Today the biggest challenge for the West is the continuing rise of the extremes with populism being a key component, rightward but also leftward as seen in America. If only to preserve its democratic essence, the West needs to both address fairly these longstanding working class grievances often relating to identity (certainly in Europe) that were too often unwittingly neglected as being uncouth by the elites while ensuring that voters go back to wanting skilled and competent leaders, whatever their political affiliations, to run their countries. The West needs elites who are not ideologues whose only strength is to win elections on the back of simplistic programmes that appeal to feelings and not reason, this whatever the real frustrations at play with many voters. Similary these elites need to stay away from autistic behaviours as to what triggers populism lest they lose their traditional roles. It is often believed that the possible redeeming feature of our increasingly populist Western world is that when elected the incompetent leaders are often fast naked though it does not guarantee they cannot lead to disasters and or suppress democracy once in power. Hence the need to go back to basics and for the elites to better relate to voters while guiding them rationally for the benefits of all involved.

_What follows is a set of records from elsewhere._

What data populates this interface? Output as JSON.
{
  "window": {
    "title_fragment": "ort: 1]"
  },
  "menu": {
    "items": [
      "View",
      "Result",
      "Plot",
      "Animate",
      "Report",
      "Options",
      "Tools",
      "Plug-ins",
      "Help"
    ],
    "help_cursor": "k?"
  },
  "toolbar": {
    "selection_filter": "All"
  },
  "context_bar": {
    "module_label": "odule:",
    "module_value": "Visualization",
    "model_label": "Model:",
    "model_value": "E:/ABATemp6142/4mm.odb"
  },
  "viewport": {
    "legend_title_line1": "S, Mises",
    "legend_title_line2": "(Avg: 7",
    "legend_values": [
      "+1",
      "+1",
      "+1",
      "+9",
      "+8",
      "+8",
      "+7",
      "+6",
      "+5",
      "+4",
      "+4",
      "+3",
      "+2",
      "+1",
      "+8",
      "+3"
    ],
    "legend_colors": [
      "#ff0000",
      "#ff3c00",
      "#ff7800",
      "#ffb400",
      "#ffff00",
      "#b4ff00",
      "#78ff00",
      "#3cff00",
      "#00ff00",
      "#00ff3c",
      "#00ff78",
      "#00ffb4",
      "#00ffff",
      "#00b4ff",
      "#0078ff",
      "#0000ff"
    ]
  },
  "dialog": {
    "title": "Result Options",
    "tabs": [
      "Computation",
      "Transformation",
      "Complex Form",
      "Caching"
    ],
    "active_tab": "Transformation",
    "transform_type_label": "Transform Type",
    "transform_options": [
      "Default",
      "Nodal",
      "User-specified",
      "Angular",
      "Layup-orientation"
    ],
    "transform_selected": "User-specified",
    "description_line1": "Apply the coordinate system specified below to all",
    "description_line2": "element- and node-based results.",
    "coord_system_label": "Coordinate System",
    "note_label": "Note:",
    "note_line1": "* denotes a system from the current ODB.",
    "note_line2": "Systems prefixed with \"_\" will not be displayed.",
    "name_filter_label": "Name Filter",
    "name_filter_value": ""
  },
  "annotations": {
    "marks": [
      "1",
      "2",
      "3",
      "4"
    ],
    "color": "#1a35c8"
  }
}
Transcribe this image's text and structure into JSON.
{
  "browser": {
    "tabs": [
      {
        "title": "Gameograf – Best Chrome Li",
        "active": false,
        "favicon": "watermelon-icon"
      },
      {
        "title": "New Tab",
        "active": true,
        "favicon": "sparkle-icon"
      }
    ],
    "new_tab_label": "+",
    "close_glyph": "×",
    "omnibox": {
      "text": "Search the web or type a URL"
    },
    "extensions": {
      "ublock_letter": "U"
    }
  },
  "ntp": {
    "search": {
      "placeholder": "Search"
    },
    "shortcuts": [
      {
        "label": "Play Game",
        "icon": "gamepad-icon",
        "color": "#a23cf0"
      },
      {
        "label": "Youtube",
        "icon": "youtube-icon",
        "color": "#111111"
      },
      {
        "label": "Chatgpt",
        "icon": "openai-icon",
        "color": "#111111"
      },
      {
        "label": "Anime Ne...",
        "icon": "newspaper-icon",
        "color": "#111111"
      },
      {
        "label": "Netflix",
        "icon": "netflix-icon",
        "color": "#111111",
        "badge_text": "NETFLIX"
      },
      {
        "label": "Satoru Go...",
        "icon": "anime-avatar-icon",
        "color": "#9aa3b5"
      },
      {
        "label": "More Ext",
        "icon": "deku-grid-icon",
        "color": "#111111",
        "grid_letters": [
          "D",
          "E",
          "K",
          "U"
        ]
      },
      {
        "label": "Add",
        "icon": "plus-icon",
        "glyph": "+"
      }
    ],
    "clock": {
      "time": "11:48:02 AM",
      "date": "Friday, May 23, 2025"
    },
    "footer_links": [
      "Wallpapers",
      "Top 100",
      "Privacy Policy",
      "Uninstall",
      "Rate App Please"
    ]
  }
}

Another key feature for the West is to become “whole” anew so it can help shape world developments, this through a strengthening of the transatlantic relationship that both sides want, in spite of differences and a naturally heterogeneous bloc on many issues, but also a positive redefinition of a post-Brexit relationship between the EU and Britain (maybe by then England and Wales). In addition, a way to create a more balanced thus better Atlantic partnership would be for the EU to build the missing facet of its make-up in starting developing a defence platform and “strategic autonomy” (a tricky feature as not naturally welcome by the likes of traditionally US-reliant Poland or Baltic states) that could be spearheaded initially by France, the only serious military power in its midst that has already taken a home lead on this front. While these steps are taken, an innovative dimension of the rebuilding of the Western alliance could be to foster a productive dialogue with Russia aimed at encouraging the changes it should gradually know from within so one day it can finally rejoin the concert of Western nations after more than a century.